In the listing below, every line with the word "this" needs to be copied.

### DATA TO USE
- Opening Delimiter -
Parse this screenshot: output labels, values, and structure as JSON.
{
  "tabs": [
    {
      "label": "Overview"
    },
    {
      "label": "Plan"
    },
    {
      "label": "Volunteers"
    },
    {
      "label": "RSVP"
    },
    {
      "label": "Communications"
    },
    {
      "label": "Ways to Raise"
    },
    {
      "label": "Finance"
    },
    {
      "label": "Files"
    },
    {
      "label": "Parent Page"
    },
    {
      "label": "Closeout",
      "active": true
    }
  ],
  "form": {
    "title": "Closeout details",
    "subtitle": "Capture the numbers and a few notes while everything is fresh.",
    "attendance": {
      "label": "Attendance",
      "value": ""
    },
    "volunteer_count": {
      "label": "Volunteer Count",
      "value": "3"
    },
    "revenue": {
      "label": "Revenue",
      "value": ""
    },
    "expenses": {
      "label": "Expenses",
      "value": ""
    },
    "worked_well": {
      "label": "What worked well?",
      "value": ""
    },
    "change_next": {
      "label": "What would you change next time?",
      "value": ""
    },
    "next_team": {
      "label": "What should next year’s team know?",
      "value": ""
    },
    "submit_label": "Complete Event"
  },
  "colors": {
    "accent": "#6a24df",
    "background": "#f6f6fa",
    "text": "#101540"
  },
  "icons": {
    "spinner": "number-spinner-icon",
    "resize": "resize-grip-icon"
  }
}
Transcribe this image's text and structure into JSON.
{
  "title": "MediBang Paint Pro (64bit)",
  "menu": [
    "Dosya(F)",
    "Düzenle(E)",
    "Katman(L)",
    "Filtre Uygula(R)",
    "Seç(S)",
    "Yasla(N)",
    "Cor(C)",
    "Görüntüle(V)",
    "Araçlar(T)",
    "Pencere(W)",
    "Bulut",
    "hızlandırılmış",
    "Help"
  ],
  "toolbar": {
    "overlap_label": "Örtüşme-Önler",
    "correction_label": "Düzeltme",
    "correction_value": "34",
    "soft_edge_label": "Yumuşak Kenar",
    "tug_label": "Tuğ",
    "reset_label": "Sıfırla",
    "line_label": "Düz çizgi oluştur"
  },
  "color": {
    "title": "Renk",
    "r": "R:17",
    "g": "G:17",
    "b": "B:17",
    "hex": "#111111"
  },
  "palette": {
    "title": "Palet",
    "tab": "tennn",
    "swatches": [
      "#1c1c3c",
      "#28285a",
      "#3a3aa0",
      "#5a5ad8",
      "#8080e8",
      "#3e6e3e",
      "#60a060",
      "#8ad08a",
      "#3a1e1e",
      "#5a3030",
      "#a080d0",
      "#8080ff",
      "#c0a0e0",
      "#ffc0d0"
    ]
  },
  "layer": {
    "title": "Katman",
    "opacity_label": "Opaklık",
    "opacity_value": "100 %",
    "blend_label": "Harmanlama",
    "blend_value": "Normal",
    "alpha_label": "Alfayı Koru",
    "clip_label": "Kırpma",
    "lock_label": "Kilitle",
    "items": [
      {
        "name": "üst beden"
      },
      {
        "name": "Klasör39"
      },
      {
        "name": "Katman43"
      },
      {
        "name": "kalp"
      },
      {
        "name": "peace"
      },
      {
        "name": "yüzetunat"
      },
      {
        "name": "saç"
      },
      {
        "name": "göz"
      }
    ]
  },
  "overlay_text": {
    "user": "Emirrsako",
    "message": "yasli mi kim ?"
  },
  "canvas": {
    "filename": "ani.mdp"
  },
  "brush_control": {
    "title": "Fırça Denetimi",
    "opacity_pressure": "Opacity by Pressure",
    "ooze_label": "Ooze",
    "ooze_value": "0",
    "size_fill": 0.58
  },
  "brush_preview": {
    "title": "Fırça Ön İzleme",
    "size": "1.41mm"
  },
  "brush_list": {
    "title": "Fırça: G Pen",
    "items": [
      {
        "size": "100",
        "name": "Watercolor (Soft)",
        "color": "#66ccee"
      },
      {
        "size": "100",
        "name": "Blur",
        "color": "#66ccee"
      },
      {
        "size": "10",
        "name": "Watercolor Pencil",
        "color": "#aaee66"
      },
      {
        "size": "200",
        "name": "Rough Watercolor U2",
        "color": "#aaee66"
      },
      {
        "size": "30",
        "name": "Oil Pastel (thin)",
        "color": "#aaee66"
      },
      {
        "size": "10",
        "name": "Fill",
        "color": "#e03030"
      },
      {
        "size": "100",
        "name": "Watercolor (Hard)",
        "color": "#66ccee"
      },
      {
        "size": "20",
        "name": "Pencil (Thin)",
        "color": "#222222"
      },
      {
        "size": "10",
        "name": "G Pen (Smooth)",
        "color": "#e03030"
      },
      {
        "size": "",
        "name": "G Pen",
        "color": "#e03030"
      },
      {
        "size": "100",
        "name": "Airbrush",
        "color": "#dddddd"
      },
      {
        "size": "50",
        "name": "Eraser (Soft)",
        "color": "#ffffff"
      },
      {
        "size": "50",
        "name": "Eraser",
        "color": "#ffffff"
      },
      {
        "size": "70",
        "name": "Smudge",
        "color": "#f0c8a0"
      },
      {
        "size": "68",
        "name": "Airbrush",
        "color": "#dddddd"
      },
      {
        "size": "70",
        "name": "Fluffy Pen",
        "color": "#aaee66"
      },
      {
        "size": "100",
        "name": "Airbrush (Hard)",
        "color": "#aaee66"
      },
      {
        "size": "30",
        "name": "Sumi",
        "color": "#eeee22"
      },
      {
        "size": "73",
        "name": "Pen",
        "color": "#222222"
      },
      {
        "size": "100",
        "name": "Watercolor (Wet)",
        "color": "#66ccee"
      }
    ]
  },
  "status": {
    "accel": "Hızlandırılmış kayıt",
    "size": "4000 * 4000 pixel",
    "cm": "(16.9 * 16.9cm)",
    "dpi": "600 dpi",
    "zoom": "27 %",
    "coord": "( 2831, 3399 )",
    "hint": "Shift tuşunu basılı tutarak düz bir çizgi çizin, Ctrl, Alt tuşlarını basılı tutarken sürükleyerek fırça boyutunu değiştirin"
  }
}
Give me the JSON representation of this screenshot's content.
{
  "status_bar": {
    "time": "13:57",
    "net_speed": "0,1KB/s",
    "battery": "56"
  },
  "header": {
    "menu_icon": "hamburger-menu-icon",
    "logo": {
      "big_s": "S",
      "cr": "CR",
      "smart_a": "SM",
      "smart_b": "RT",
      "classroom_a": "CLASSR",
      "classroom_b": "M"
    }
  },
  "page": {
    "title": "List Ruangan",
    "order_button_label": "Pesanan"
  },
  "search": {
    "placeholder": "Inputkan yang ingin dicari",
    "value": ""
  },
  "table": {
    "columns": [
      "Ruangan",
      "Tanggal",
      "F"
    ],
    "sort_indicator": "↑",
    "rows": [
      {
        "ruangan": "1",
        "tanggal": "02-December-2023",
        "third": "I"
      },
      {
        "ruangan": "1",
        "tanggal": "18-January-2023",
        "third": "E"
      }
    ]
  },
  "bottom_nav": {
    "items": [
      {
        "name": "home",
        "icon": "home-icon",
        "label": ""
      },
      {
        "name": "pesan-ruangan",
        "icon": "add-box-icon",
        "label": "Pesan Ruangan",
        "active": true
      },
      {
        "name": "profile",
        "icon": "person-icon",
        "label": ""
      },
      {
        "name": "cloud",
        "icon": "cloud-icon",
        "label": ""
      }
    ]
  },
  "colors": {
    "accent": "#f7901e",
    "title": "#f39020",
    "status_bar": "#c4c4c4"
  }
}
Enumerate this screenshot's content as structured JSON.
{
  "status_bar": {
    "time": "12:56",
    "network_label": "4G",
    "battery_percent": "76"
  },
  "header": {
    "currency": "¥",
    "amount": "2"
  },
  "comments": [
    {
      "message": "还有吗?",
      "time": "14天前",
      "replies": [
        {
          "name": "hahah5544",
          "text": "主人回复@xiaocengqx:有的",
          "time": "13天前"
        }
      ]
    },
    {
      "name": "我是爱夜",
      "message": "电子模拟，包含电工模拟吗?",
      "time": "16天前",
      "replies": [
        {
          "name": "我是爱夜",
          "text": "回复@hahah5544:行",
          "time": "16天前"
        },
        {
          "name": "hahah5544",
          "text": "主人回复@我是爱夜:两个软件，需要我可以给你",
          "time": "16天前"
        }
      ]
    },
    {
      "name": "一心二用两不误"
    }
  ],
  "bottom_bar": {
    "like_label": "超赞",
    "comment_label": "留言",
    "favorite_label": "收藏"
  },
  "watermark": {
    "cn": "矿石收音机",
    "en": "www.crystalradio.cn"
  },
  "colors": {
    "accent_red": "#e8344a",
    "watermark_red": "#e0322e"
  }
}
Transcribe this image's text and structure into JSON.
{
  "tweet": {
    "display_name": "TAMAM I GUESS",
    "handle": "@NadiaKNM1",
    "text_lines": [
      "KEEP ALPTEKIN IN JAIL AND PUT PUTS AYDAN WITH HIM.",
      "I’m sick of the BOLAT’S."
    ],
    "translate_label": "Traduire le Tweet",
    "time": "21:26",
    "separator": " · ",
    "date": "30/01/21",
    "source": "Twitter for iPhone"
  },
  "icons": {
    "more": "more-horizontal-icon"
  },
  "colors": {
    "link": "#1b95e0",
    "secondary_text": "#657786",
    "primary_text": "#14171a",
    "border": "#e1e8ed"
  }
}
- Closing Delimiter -
### WRITTEN SOLUTION
Parse this screenshot: output labels, values, and structure as JSON.
Transcribe this image's text and structure into JSON.
Give me the JSON representation of this screenshot's content.
Enumerate this screenshot's content as structured JSON.
Transcribe this image's text and structure into JSON.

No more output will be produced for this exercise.